Three strategic challenges

Poor access of smallholder farmers to innovations and markets. Most interventions regarding FNS-related issues strategically focus on smallholder farmers who represent the majority of farmers worldwide.[1] This target group is paradoxically known to be particularly affected by food insecurity and malnutrition, whilst at the same time, playing an essential role in ensuring FNS. But the world has developed – and continues to develop – agricultural innovations that could increase the productivity and performance of smallholder farmers. However, very often, those innovations fail to reach the last mile and impact those most in need. On the other hand, smallholder farmers are characterized by a poor and unstable access to markets and increasing productivity for smallholders creates a higher volume of agricultural produce that needs to be connected to markets. Therefore, our new strategy will build on the body of interventions on smallholder farmers’ improved access to innovations and markets.

Pressure on natural capital. Responses to interventions on FNS-related issues, and to the overall wellbeing of communities, are determined by our relationship with natural capital. Recent indicators of progress indicate a worrying decline of global natural capital,[2] with escalating extinction rates of species and relentlessly increasing pressures on biodiversity. Through our new strategy, we will stand with local and international leading organizations in protecting nature and its contribution to people (ecosystem services).

Poor mainstreaming of evidence in policy and practice. The issues of food and nutrition insecurity and natural capital decline have led to the development of numerous strategic and spontaneous responses around the world in terms of new policies, plans, programmes and projects. Unfortunately, these responses fail to halt the progress of food insecurity and biodiversity loss due, in part, to the quality of decision-making and action, particularly in Africa, where responses to FNS and conservation-related interventions are not sufficiently supported by evidence.
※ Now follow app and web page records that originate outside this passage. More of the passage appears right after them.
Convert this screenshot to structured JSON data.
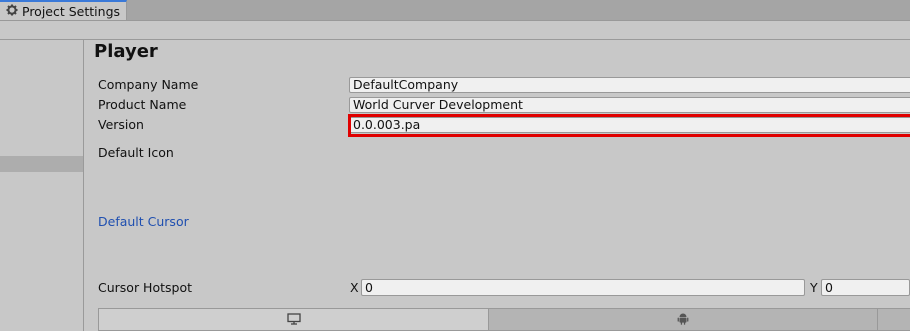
{
  "window": {
    "tab_title": "Project Settings",
    "tab_icon": "gear-icon"
  },
  "player": {
    "title": "Player",
    "company_name_label": "Company Name",
    "company_name_value": "DefaultCompany",
    "product_name_label": "Product Name",
    "product_name_value": "World Curver Development",
    "version_label": "Version",
    "version_value": "0.0.003.pa",
    "default_icon_label": "Default Icon",
    "default_cursor_label": "Default Cursor",
    "cursor_hotspot_label": "Cursor Hotspot",
    "hotspot_x_label": "X",
    "hotspot_x_value": "0",
    "hotspot_y_label": "Y",
    "hotspot_y_value": "0"
  },
  "platform_tabs": [
    {
      "icon": "desktop-monitor-icon",
      "active": true
    },
    {
      "icon": "android-icon",
      "active": false
    }
  ],
  "colors": {
    "highlight": "#e00000",
    "tab_accent": "#3a79d8",
    "link": "#1f4fb0"
  }
}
Our new strategy is ambitious in dealing with this aspect of interventions, and supports the production, dissemination and utilization of evidence to inform polices and decisions in food security and preservation of natural capital.

[1] Farms of less than one hectare account for 70% of all farms

[2] https://www.wavespartnership.org/en/knowledge-center/status-and-trends-global-ecosystem-services-and-natural-capital-assessing-progress

Share on facebook
Facebook
Share on twitter
Twitter
Share on linkedin
LinkedIn
Share on email
Email
Share on whatsapp
WhatsApp